The American Board of Family Medicine (ABFM) certification process provides an avenue for family physicians to demonstrate their current competency, commitment to high quality care, and professionalism to their patients, the public, and colleagues. Patients highly value knowing their physician is board-certified.
Family Medicine Certification (FMC) is a credential beyond state licensure. It is a continuous voluntary process emphasizing the importance of ongoing participation in activities that evaluate professionalism, self-assessment and lifelong learning, cognitive expertise, and performance improvement, with a goal of maintaining clinical excellence that benefits both the physician and their patients.
Continuous Certification Process

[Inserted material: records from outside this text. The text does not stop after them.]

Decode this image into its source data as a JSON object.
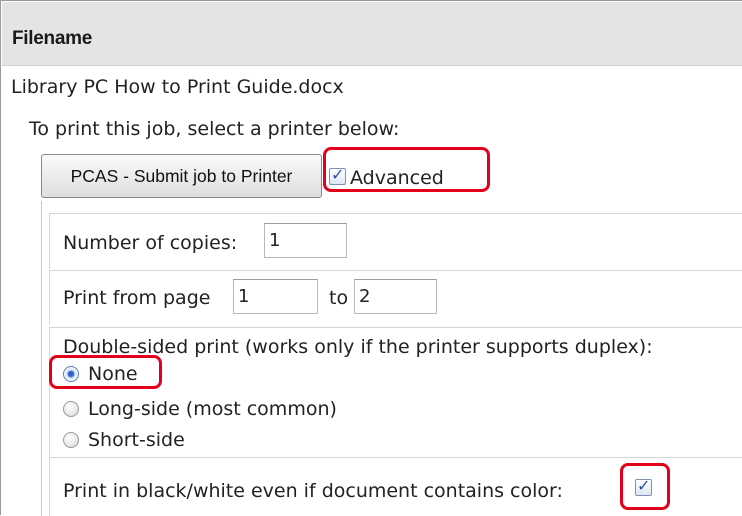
{
  "header": {
    "title": "Filename"
  },
  "file": {
    "name": "Library PC How to Print Guide.docx"
  },
  "instruction": "To print this job, select a printer below:",
  "printer_button": {
    "label": "PCAS - Submit job to Printer"
  },
  "advanced": {
    "label": "Advanced",
    "checked": true
  },
  "copies": {
    "label": "Number of copies:",
    "value": "1"
  },
  "page_range": {
    "label": "Print from page",
    "from_value": "1",
    "to_label": "to",
    "to_value": "2"
  },
  "duplex": {
    "label": "Double-sided print (works only if the printer supports duplex):",
    "options": [
      {
        "label": "None",
        "checked": true
      },
      {
        "label": "Long-side (most common)",
        "checked": false
      },
      {
        "label": "Short-side",
        "checked": false
      }
    ]
  },
  "grayscale": {
    "label": "Print in black/white even if document contains color:",
    "checked": true
  },
  "colors": {
    "highlight": "#e3001b",
    "header_bg": "#e4e4e4",
    "check_mark": "#2b4fa8"
  }
}
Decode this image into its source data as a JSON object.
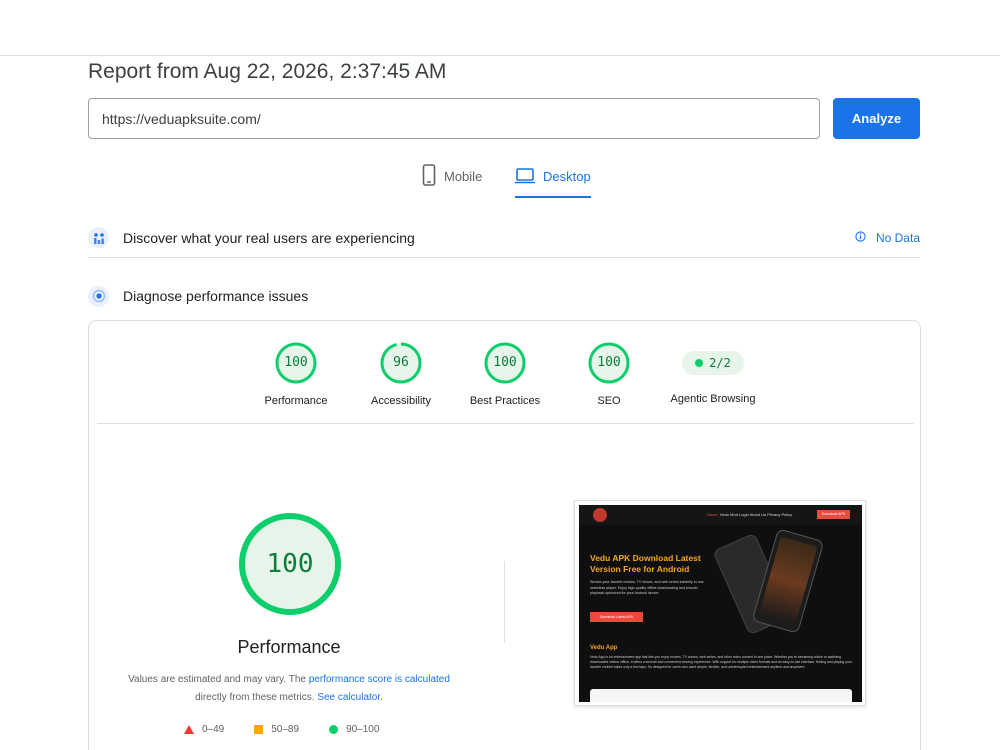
{
  "report": {
    "title": "Report from Aug 22, 2026, 2:37:45 AM",
    "url_value": "https://veduapksuite.com/",
    "analyze_label": "Analyze"
  },
  "device_tabs": {
    "mobile_label": "Mobile",
    "desktop_label": "Desktop",
    "selected": "Desktop"
  },
  "sections": {
    "real_users_title": "Discover what your real users are experiencing",
    "no_data_label": "No Data",
    "diagnose_title": "Diagnose performance issues"
  },
  "scores": [
    {
      "label": "Performance",
      "value": "100",
      "fraction": 1.0
    },
    {
      "label": "Accessibility",
      "value": "96",
      "fraction": 0.96
    },
    {
      "label": "Best Practices",
      "value": "100",
      "fraction": 1.0
    },
    {
      "label": "SEO",
      "value": "100",
      "fraction": 1.0
    }
  ],
  "agentic": {
    "label": "Agentic Browsing",
    "value": "2/2"
  },
  "main_score": {
    "value": "100",
    "fraction": 1.0,
    "label": "Performance"
  },
  "note": {
    "prefix": "Values are estimated and may vary. The ",
    "link1": "performance score is calculated",
    "middle": " directly from these metrics. ",
    "link2": "See calculator",
    "suffix": "."
  },
  "legend": {
    "fail": "0–49",
    "average": "50–89",
    "pass": "90–100"
  },
  "screenshot": {
    "nav_home": "Home",
    "nav_links": "Vedu Mod   Login   About Us   Privacy Policy",
    "nav_button": "Download APK",
    "hero_title": "Vedu APK Download Latest Version Free for Android",
    "hero_desc": "Stream your favorite movies, TV shows, and web series instantly in one seamless player. Enjoy high-quality offline downloading and smooth playback optimized for your Android device.",
    "hero_button": "Download Latest APK",
    "app_title": "Vedu App",
    "app_desc": "Vedu App is an entertainment app that lets you enjoy movies, TV shows, web series, and other video content in one place. Whether you're streaming online or watching downloaded videos offline, it offers a smooth and convenient viewing experience. With support for multiple video formats and an easy-to-use interface, finding and playing your favorite content takes only a few taps. It's designed for users who want simple, flexible, and uninterrupted entertainment anytime and anywhere."
  },
  "colors": {
    "pass": "#0cce6b",
    "pass_text": "#0c7c3c",
    "pass_bg": "#e6f4ea",
    "average": "#ffa400",
    "fail": "#ff3333",
    "accent": "#1a73e8"
  }
}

- To maintain certification, you will need to complete all requirements of the Continuous Certification Process.
- This process is divided into continuous 3-year stages, with an examination every 10 years.
- Within each stage, there are minimum requirements for Knowledge Self-Assessment and Performance Improvement activities, as well as total points and CME credits.
- Every 10 years, you may choose to either take the one-day examination or participate in the alternative Family Medicine Certification Longitudinal Assessment (FMCLA) method for demonstrating cognitive expertise.
- Additionally, you must always remain in compliance with ABFM Guidelines for Professionalism, Licensure, and Personal Conduct.
ABFM recommends that you participate in at least one certification activity per year to say current with your certification. However, because that’s not always possible, there is flexibility built into the process and the required activities may be completed at any time during each three-year stage.
Knowledge Self Assessments
To help family physician members of MAFP earn ABFM certification points, our philanthropic arm, Family Medicine Foundation of Michigan, hosts Knowledge Self-Assessment (KSA) study groups throughout the year. KSAs are focused on evaluating and enhancing your knowledge base in a particular topic area common to family medicine.
Interested in serving as a KSA facilitator/moderator for MAFP / Family Medicine Foundation of Michigan?
Email MAFP Meeting Planner Denna Bunting at [email protected].
Maintenance of Certification - Michigan Law
In December 2018, the Michigan legislature passed and the governor signed a two-bill package into law (Public Act 486 and 487) that prohibits specialty certification as a requirement for family physicians, internists, and pediatricians earning or renewing medical licensure in Michigan. It also prohibits insurers from withholding reimbursement based solely on specialty board certification. However, should a physician seek an expedited license to practice in multiple states through the Interstate Medical Licensure Compact, which Michigan entered into through legislation passed and signed into law in December 2018 (Public Acts 563 and 524), the physician would be required to maintain specialty board certiciation.